On the contrary, we in Syria we live together as one in harmony. And you can't distinguish Muslim from Christians in Syria. It is not noticeable and in Syria to be Muslim or Christian is totally insignificant at government or business. As if someone who smokes, someone who doesn't smoke or someone who drinks wine or it's totally unnoticeable. It’s purely a personal matter. It has nothing to do. It's not obvious in the government at all.

The number of Christian ministers in Syria for example varies and there's no quarter. There's nothing really. You could ask any Syrian Christian that they are not prejudiced against and this matter really is not an issue at all in Syria. It is an issue to other people maybe because they think that there is a problem in Syria. But if you visit Syria and you’ll see that this matter is totally not an issue at all for us

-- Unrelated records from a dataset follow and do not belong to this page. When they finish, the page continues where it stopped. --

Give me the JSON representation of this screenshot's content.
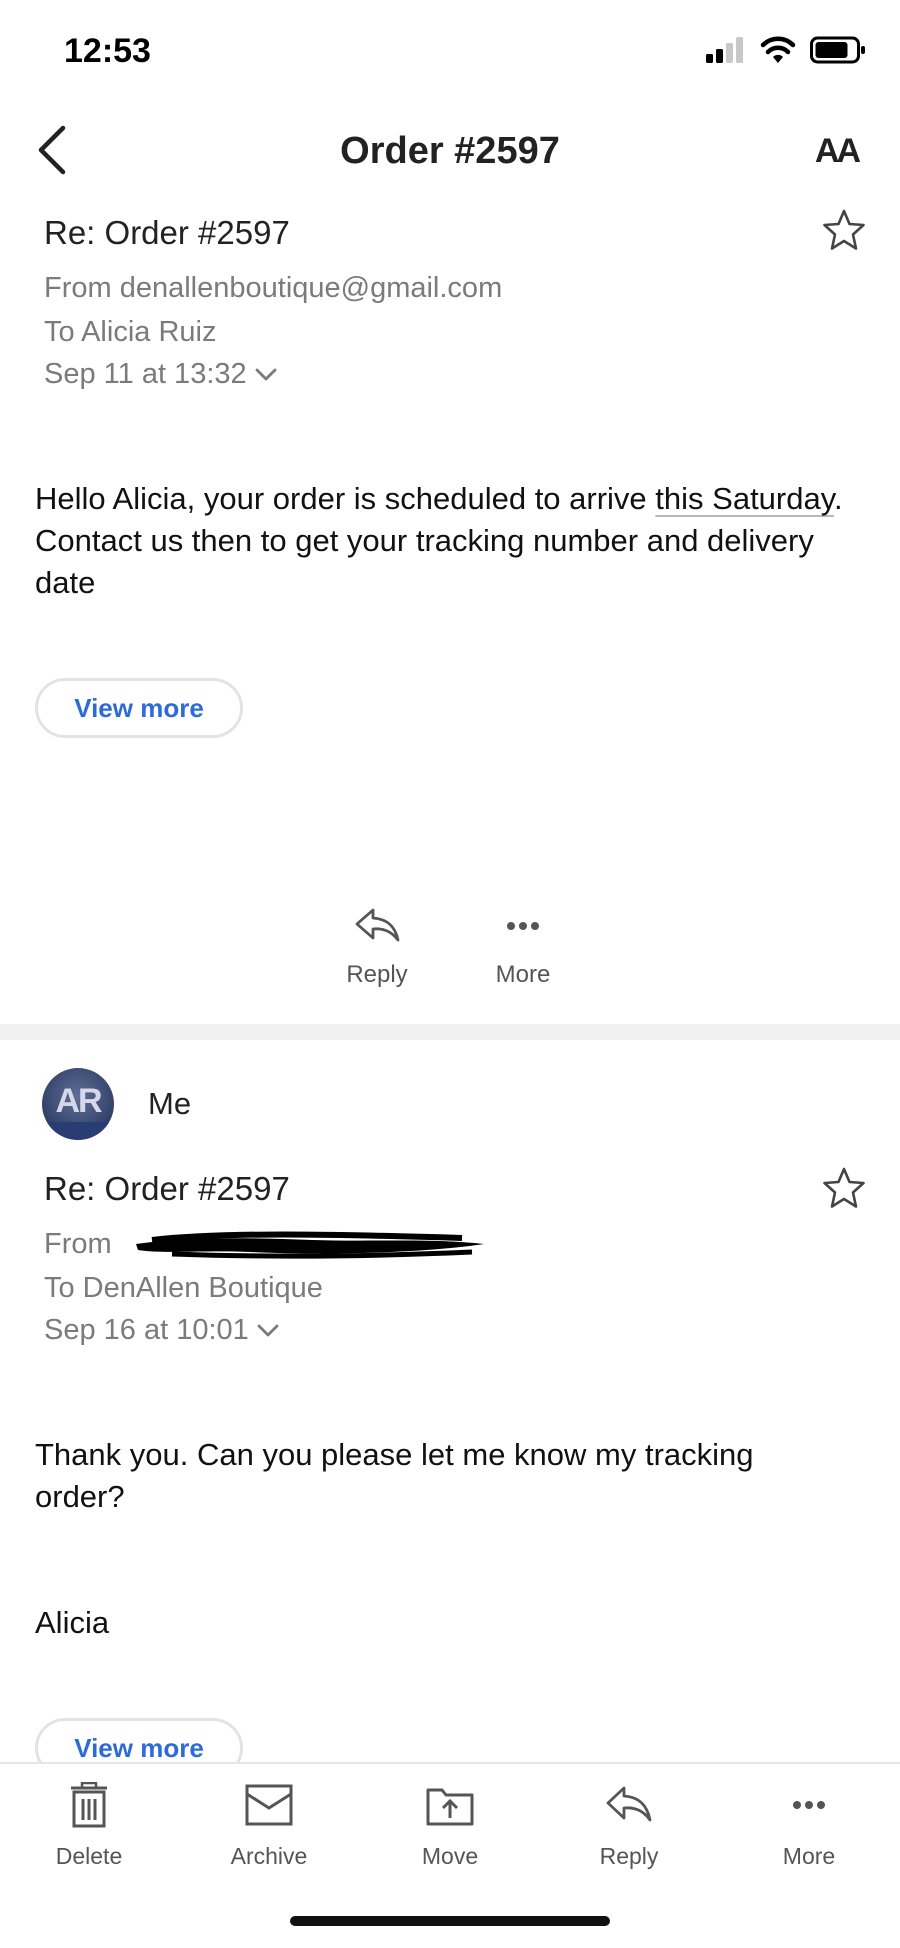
{
  "status_bar": {
    "time": "12:53"
  },
  "nav": {
    "title": "Order #2597",
    "text_size_label": "AA"
  },
  "messages": [
    {
      "subject": "Re: Order #2597",
      "from": "From denallenboutique@gmail.com",
      "to": "To Alicia Ruiz",
      "date": "Sep 11 at 13:32",
      "body": {
        "part1": "Hello Alicia, your order is scheduled to arrive ",
        "link": "this Saturday",
        "part2": ". Contact us then to get your tracking number and delivery date"
      },
      "view_more": "View more",
      "actions": {
        "reply": "Reply",
        "more": "More"
      }
    },
    {
      "sender": "Me",
      "avatar_initials": "AR",
      "subject": "Re: Order #2597",
      "from_prefix": "From",
      "to": "To DenAllen Boutique",
      "date": "Sep 16 at 10:01",
      "body_line1": "Thank you. Can you please let me know my tracking order?",
      "signature": "Alicia",
      "view_more": "View more"
    }
  ],
  "toolbar": {
    "delete": "Delete",
    "archive": "Archive",
    "move": "Move",
    "reply": "Reply",
    "more": "More"
  },
  "colors": {
    "link_blue": "#2d6bd8",
    "meta_gray": "#7a7a7f"
  }
}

Matt Smith:

That must be something that Syria is proud of to be a country that both religions can trace important events to being in.

Tammam Sulaiman:

Yes that's true. I did mention to the university officials today that Syria witnessed a precedent in history. In 2001, for the first time in history, the late Pope John Paul II did a joint Muslim and Christian prayer in the Umayyad Mosque in Damascus. The Umayyad Mosque was a church in itself and in the Umayyad Mosque, there is the Shrine of John the Baptist. He did a prayer with the Grand Mufti of Syria. Both Muslim and Christian people were together doing their prayers.

And our Mufti in Syria now current Mufti issued a Fatwa saying, which of course is accepted, that prayer and Muslim prayer could be done in the mosque, in the church, in the synagogue. We have complete separation between religion and between what is done in the name of religion. We separate between Islam and Osama Bin Laden. We separate between Judaism and Israel. We separate between the right Christian people and between Christianity as a pure religion that has nothing to do with what is done in its name.

Matt Smith:

Mr. Sulaiman, thank you for your time today.

Tammam Sulaiman:

Thank you very much.